Himālaya: Exploring the Roof of the World
- By John Keay
- Bloomsbury Publishing
- 432 pp.
- Reviewed by AA Bastian
- December 22, 2022
An illuminating look at a poorly understood region.
You’ll pronounce Himālaya properly after reading John Keay’s new book. Keay, known for contextualizing broad sweeps of Asian, in particular South Asian, history, tackles the iconic mountain range in Himālaya. His long career writing histories from west to east Asia sets us up comfortably to delve into all the borders of this vast region the size of Europe. This time, he also takes on geology and weather to give us a new angle on climate change.
Himālaya is known as the “roof of the world” or as Asia’s “water tower,” depending on one’s perspective; mountains can be seen either as trophies or as something sacred. Himālaya’s highest peaks still mystify humans, particularly the Asians who live at their base and the Europeans (and a few East Asians) who attempt to climb them.

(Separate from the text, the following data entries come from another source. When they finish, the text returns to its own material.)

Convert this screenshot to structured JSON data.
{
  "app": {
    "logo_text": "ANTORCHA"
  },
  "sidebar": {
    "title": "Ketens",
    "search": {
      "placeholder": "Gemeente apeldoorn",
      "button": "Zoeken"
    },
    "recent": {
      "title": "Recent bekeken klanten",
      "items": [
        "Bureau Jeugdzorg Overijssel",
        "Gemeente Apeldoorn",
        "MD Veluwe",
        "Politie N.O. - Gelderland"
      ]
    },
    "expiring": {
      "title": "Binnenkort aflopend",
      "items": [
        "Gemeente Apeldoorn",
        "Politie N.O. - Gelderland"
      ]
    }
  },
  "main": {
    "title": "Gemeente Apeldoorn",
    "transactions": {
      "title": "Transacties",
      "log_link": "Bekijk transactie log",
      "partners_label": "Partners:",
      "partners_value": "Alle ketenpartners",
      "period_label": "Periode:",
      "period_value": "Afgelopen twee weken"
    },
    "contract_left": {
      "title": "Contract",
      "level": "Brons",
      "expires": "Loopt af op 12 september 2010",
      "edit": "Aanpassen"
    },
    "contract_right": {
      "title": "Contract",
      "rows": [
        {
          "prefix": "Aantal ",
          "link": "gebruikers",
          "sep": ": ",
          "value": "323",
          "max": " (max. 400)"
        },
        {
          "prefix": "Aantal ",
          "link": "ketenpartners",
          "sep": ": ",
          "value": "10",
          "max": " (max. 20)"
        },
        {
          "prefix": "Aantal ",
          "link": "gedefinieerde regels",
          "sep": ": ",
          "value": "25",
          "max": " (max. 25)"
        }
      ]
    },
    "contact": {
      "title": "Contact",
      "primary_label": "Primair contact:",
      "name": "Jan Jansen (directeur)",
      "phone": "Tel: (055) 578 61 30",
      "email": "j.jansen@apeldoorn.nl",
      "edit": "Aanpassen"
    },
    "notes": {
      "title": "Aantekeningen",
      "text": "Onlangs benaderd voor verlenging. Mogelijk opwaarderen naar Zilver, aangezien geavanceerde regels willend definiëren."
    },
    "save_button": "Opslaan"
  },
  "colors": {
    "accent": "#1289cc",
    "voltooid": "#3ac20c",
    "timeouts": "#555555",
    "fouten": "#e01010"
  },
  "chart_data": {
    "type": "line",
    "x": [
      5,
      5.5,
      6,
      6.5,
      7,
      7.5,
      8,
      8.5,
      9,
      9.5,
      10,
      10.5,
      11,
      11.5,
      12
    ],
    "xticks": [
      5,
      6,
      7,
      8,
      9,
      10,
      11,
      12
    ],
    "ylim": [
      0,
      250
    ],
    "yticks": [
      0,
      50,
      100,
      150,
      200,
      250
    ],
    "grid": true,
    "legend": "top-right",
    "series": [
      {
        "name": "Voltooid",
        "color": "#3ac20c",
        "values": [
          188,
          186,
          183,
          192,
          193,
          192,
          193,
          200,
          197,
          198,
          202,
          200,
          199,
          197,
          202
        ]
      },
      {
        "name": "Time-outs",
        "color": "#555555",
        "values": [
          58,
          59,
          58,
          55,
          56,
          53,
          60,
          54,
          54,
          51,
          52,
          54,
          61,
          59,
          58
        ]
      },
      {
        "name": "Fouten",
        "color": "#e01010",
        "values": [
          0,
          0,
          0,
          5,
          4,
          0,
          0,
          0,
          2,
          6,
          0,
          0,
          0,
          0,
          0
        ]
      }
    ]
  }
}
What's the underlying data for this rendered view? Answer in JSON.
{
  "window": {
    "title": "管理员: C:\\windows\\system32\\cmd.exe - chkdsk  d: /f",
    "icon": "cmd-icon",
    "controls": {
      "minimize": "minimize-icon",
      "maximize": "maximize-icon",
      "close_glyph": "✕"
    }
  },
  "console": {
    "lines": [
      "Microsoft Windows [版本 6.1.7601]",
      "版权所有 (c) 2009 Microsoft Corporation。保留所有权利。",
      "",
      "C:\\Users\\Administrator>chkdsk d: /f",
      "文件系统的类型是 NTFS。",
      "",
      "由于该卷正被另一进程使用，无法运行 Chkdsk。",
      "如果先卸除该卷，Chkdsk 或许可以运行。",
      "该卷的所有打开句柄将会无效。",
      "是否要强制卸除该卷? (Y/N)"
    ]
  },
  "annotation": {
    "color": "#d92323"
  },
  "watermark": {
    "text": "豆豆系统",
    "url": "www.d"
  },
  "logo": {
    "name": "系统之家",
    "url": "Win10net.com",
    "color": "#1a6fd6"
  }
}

All this natural beauty, and the tumultuous political history of Himālaya, contrasts with Antarctica, the other region — uninhabited and thus a politically neutral climate preserve — that garners most of our thoughts on terra warming and climate change. Yet Himālaya, Keay argues, deserves more of our attention in the global drive to preserve our planet. What is known about the region challenges some of our beliefs about climate and preservation. What is still unknown leaves us to wonder.
Keay goes out of his way to present the Asian perspective on Himālaya, including the religious beliefs that shape locals’ engagement with the area. He finds meaning in these stories and honors their role in the lives of those who live in the region, while nonetheless separating fact (connected to an observable reality) from fiction (created by perception and belief). This is hard to do, but he has taken care here.
Prepare for exhaustive detail on European climbing expeditions. These journeys marked Europeans’ competition to name and claim the mountains during the 19th century. Many died. Where sources and knowledge are limited, the field notes from these treks help us measure and visualize the region as it was understood — or misunderstood — at the time. I strongly suggest flipping back to the maps in the front of the book as you read. Locational awareness is critical in making sense of this unfamiliar landscape.
Along with illuminating its geography, Himālaya contextualizes the region’s many religious beliefs. Writes Keay:
“The Himalayas of our maps are not, then, the first Himalayas, nor are they the last. They’re the product of a sequence of birth and rebirth — in fact of reincarnation, not unlike the karma-regulated life cycles to which Himālaya’s Buddhist and Hindu inhabitants subscribe…[yet] a mountain was not, and still isn’t, just an ‘abode of deities’ (né-rí); it is itself a super-deity. As such it exercises an awesome agency in keeping with its louring presence, while enjoying a companionable social life with other mountains.”
Keay’s humor helped me push through some of the book’s denser details. For example, there’s this quip about the bestselling author of Seven Years in Tibet, Heinrich Harrer: “It seems to have taken him three years just to inform his family he was there.”
I started this book thinking a better understanding of Himālaya would merely augment my knowledge of the area. But I ended believing I’d stumbled upon a wholly unique, hidden region with a surprisingly central role in our history, especially regarding climate change and the religious impulses that buttress its natives. It’s also a place that could not be subdued by Europeans. It stands apart, mystified and demystified in Keay’s Himālaya, challenging our assumptions about the planet and its peoples.
AA Bastian is agent-represented for her book, Luddington, a rare bottom-up account of colonial Asia. She published on a new source for the Second Anglo-Burmese War in the Journal of Burma Studies, “The Other Bayonet: A New Source to Frame the Second Anglo-Burmese War.” Find her on Twitter at @AABastianWrites.